*** Opening INPUT MATERIAL ***
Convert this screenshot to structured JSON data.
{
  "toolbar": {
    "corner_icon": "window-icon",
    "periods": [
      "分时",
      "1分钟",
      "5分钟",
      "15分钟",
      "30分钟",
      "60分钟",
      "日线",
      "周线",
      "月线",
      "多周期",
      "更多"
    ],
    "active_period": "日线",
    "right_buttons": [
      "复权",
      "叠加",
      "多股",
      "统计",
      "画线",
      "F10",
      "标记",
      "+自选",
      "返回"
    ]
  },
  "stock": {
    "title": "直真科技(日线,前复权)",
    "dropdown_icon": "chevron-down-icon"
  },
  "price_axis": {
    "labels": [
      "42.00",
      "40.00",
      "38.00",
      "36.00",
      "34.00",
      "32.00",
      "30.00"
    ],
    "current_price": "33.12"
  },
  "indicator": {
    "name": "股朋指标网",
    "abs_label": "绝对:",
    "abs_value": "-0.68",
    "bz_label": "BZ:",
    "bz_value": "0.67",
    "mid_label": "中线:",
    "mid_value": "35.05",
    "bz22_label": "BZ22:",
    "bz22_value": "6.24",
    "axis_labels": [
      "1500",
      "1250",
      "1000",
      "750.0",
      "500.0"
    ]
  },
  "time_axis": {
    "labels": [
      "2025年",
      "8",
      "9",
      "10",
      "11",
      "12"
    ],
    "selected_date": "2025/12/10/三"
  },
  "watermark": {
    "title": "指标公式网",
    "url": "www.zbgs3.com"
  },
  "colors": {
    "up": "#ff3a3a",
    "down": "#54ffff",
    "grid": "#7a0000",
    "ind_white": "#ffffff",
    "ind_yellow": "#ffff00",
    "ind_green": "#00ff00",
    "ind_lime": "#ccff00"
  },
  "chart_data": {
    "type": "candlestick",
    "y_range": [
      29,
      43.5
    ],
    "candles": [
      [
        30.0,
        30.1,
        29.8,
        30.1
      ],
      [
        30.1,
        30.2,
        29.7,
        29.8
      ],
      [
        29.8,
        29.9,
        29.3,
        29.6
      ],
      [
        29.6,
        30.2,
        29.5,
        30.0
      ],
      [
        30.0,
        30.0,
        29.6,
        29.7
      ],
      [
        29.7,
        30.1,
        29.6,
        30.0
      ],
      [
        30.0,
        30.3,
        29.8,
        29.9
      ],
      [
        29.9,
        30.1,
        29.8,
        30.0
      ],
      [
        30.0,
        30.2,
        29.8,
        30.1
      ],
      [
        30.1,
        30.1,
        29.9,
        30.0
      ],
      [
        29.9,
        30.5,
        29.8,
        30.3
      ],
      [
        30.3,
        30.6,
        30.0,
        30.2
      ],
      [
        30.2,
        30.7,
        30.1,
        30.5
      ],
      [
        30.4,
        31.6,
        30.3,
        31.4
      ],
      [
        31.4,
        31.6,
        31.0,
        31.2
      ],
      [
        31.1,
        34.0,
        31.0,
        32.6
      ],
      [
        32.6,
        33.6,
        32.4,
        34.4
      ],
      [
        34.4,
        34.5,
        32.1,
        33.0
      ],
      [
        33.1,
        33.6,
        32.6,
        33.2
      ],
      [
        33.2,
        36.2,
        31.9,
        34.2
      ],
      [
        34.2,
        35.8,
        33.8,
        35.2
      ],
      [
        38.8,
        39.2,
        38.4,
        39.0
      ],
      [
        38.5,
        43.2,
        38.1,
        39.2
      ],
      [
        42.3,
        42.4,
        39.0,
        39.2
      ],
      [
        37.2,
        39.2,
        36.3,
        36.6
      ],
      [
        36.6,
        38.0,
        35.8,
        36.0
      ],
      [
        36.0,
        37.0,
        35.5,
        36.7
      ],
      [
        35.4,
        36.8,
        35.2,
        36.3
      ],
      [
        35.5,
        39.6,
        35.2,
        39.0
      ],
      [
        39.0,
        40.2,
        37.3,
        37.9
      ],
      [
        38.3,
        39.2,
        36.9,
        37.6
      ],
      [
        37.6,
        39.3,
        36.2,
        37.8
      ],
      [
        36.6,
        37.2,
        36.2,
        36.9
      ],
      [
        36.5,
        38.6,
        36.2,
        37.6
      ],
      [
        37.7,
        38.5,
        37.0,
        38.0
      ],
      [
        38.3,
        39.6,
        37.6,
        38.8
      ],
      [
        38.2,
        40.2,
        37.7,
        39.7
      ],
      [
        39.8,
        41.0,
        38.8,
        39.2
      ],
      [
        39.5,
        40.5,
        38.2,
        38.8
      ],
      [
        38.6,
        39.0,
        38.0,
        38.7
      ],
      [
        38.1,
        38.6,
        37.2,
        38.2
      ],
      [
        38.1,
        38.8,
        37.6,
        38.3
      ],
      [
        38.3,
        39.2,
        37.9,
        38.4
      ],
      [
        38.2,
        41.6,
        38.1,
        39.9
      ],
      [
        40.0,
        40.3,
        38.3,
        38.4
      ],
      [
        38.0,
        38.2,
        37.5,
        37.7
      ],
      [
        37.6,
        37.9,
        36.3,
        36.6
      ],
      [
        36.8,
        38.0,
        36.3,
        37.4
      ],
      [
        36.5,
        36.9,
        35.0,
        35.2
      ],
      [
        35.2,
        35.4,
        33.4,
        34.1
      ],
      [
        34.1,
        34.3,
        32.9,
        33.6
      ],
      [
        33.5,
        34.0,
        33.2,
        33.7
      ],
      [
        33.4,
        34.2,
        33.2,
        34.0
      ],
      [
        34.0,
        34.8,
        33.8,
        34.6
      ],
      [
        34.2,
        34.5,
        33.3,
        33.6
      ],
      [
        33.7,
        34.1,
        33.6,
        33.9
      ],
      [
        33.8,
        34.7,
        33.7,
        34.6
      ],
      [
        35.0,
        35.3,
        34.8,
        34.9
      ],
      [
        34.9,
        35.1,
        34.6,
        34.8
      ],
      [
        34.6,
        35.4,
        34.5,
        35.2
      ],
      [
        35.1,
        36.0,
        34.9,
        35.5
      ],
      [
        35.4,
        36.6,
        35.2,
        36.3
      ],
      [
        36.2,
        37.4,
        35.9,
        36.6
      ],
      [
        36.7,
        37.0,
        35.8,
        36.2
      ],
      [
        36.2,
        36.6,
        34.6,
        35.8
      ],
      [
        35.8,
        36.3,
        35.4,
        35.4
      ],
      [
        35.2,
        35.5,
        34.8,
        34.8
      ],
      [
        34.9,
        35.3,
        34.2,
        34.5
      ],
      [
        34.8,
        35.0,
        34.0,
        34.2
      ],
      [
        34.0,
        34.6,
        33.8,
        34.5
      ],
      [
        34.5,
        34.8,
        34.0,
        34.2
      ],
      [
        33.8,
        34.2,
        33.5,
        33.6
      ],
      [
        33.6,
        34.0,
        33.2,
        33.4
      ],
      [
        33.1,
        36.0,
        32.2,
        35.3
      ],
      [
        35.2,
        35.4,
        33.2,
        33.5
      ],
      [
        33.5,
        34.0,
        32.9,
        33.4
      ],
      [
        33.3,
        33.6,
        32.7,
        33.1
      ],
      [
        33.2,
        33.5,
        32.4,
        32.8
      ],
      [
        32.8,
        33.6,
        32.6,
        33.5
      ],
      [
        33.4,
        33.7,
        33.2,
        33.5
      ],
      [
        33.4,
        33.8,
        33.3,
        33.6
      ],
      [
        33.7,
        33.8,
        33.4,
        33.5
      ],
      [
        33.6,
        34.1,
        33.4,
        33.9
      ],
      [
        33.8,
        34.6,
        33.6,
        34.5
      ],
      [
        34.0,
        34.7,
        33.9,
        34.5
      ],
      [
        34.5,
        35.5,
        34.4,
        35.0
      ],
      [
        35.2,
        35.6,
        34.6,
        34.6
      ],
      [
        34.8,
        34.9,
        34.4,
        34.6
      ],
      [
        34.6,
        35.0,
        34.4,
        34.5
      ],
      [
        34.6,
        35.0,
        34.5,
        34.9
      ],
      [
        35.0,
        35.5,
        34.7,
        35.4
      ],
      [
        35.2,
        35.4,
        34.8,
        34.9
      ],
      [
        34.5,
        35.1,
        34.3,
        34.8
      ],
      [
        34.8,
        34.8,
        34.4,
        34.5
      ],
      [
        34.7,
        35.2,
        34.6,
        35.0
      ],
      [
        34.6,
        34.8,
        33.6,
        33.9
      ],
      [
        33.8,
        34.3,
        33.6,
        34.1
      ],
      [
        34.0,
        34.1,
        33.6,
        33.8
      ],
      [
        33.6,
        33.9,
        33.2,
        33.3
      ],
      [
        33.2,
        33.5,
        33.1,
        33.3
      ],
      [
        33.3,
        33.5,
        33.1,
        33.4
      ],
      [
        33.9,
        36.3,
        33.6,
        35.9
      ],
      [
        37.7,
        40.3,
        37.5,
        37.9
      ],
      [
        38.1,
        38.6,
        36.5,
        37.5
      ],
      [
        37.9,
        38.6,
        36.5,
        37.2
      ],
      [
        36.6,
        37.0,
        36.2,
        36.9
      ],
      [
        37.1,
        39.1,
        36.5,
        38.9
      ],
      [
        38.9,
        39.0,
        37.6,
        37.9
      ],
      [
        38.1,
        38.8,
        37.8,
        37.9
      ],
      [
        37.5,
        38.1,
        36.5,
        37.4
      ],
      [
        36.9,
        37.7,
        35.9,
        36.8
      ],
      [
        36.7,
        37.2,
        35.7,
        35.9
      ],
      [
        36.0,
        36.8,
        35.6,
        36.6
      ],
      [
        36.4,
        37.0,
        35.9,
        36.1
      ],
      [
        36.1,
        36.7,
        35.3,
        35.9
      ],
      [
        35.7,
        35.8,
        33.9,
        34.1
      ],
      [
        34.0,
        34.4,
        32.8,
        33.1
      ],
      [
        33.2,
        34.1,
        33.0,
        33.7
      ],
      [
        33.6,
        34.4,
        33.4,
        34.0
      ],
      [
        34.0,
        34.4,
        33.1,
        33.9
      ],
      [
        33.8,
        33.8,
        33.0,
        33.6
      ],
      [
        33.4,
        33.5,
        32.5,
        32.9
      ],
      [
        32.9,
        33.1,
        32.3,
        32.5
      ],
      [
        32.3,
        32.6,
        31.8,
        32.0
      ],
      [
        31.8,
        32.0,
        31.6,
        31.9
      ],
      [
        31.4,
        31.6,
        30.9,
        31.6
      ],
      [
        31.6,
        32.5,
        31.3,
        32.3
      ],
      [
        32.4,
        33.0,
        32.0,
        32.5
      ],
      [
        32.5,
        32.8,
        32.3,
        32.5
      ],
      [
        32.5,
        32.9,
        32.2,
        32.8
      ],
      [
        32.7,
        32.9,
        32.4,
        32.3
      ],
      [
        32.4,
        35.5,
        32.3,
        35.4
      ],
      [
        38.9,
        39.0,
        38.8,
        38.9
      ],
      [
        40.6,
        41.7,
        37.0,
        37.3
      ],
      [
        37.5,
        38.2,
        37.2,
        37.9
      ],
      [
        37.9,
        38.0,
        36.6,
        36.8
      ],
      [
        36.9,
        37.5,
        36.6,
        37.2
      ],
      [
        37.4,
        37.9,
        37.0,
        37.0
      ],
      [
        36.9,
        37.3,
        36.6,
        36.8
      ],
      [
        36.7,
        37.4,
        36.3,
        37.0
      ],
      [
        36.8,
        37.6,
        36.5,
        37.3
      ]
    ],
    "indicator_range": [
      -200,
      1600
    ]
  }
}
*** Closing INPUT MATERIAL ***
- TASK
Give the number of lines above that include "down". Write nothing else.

- YOUR RESPONSE
2